I went back through and read some of the blog entries in September and August 2010 on my Travels and Rambles blog. (www.krumlovgirl.blogspot.com) I figured after tackling the Facebook timeline I’d give it a shot.
Of course, in doing so, I re-read some of the negative comments that came from Pete’s friends a couple of weeks after Toby’s funeral. They made me mad all over again but, oh well. The one that stuck with me, though, was one that a reader named Jodie left. She has checked out my blog from time to time and left the occasional comment although we have ever met. In one of the entries, though, she asked me not to focus on the negative, not to write anything else about the bad stuff that was going on, not to name drop, and to let go. (To be fair, she also lost a baby to SIDS.)
So, I’ve been thinking about that. She said that in time I would regret doing it.
Yes and no. I don’t regret doing it, but I do regret not being more eloquent about it.
When someone loses a child you tend to hear about the positive ways that people around them act.
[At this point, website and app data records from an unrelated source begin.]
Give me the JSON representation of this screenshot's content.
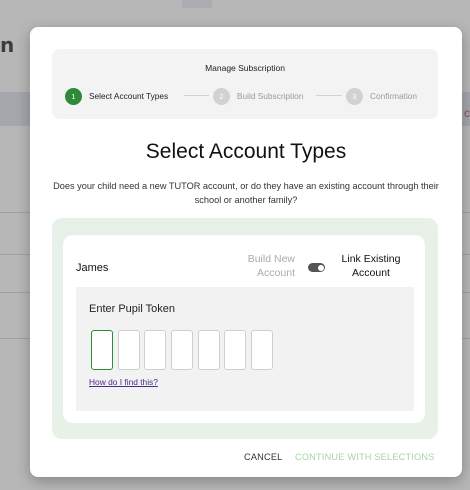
{
  "background": {
    "title_fragment": "n",
    "right_edge_fragment": "c"
  },
  "modal": {
    "stepper": {
      "title": "Manage Subscription",
      "steps": [
        {
          "number": "1",
          "label": "Select Account Types",
          "state": "active"
        },
        {
          "number": "2",
          "label": "Build Subscription",
          "state": "inactive"
        },
        {
          "number": "3",
          "label": "Confirmation",
          "state": "inactive"
        }
      ]
    },
    "heading": "Select Account Types",
    "description": "Does your child need a new TUTOR account, or do they have an existing account through their school or another family?",
    "student": {
      "name": "James",
      "option_new": "Build New Account",
      "option_link": "Link Existing Account",
      "toggle_state": "link-existing",
      "token": {
        "label": "Enter Pupil Token",
        "box_count": 7,
        "values": [
          "",
          "",
          "",
          "",
          "",
          "",
          ""
        ],
        "help_link": "How do I find this?"
      }
    },
    "actions": {
      "cancel": "CANCEL",
      "continue": "CONTINUE WITH SELECTIONS"
    }
  },
  "colors": {
    "accent_green": "#2d8a3a",
    "disabled_green": "#a8d3a5",
    "link_purple": "#4a2a8a"
  }
}
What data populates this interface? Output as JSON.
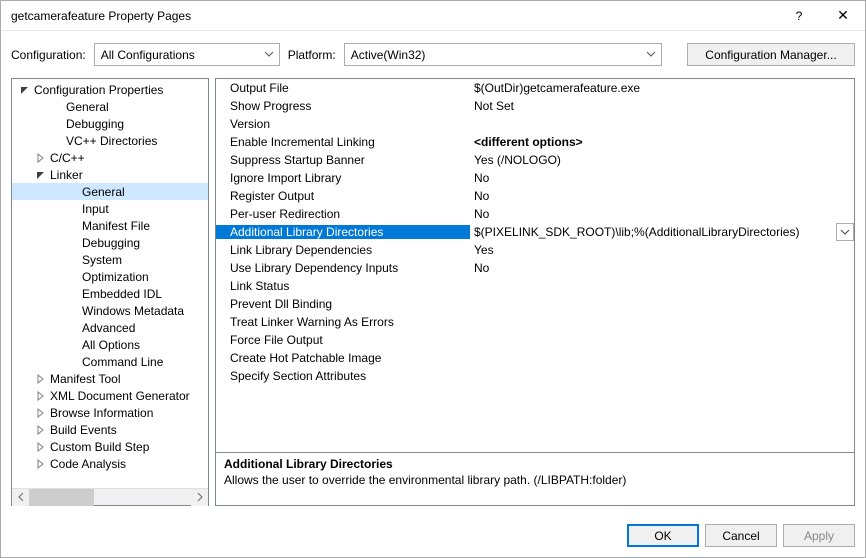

You hear about friends coming over for vigils, people taking off work and helping out, and places of employment being understanding. You very, very rarely hear about the negative side.
Although people DID do those things in the beginning (and I wrote about them, too) the amount of negativity we got was unfathomable. From the very first day when I was asked to lie about Toby’s death and say it didn’t happen to a year later when hateful text messages continued, even when nothing was being written back I return, there was just so much negativity that it boggled the mind.
I wrote about these things and I am glad that I did. Although most people who keep SIDS blogs or grief blogs seem to have a ton of support, it just wasn’t there for us after the initial shock. I thought that there was something wrong with us. By reading other people’s accounts of their experiences I thought that we must be really terrible people that couldn’t inspire any kind of kindness.
After keeping the blog for awhile, though, I found that I wasn’t the only one. Emails started coming to me and little by little I made connections with other women who had lost babies and were also getting the negativity. In one instance, the woman actually changed her name because her in-laws were sending her death threats. She said that finding my blog had been a godsend because it let her know that she wasn’t alone.
I didn’t provoke any of the negative crap that got slung our way, but I did react to it. And in some cases I reacted publicly. (Especially when it was given to me publicly.) Actually, I only reacted to about half of it, although that might be hard to believe. Pete supported me very early on in doing this, however. When people he knew told him to tell me to stop (as though he had control over me) he told them that if it helped me then he supported me.
So I’m not sorry that I did it. The relationships that were damaged were already damaged before I said anything. They were damaged as soon as the people on the other side called us names, antagonized us, and attacked us. The cuts were made well before I fired back and they were untreatable. Whatever I said back in return might have made the situation worse but once the attacks had been made in the first place, there was never any going back. I mean, once someone tells you that you’ve murdered your child or that you’re messed up or that they hope you miscarry is it really the thing that you say back that ruins the relationship?
All my life I was taught to kind of sit back and take it. If someone is cruel to you then you complain to other people, but you keep them in your life and you don’t address it. If your boss treats you unfairly then you don’t leave, you stay until they make you leave for another reason. In middle school, I was bullied so badly that the principal actually called my mom and told her that he had been made aware of a group of boys that were going to try to rape me on my walk home from school. I never stood up for any of that. Maxi pads were stuck on my locker with fake blood, my new coat was cut up the back, deodorant was smeared all over my clothes while I was in gym class…
By the time Toby died, I was sick of it. I just wish I had been more eloquent in my speech.
I have since come across other blogs by fellow parents who are also having difficult times with people and not getting the support that you might expect from the loss of a child. If I had found those earlier (I couldn’t because, for the most part, the child had not passed away yet) I would have felt so much better knowing that I wasn’t alone.
No, in most instances I did not take the high road. I did fight back. And I’m not ashamed of anything that I have written since or anything I said. I leave it all up, the good and the ugly. It helped me. And maybe it’s helped someone else who’s out there alone, and feeling attacked, and trying to deal with the stupidity of those around them even more than they’re trying to deal with the loss of their child.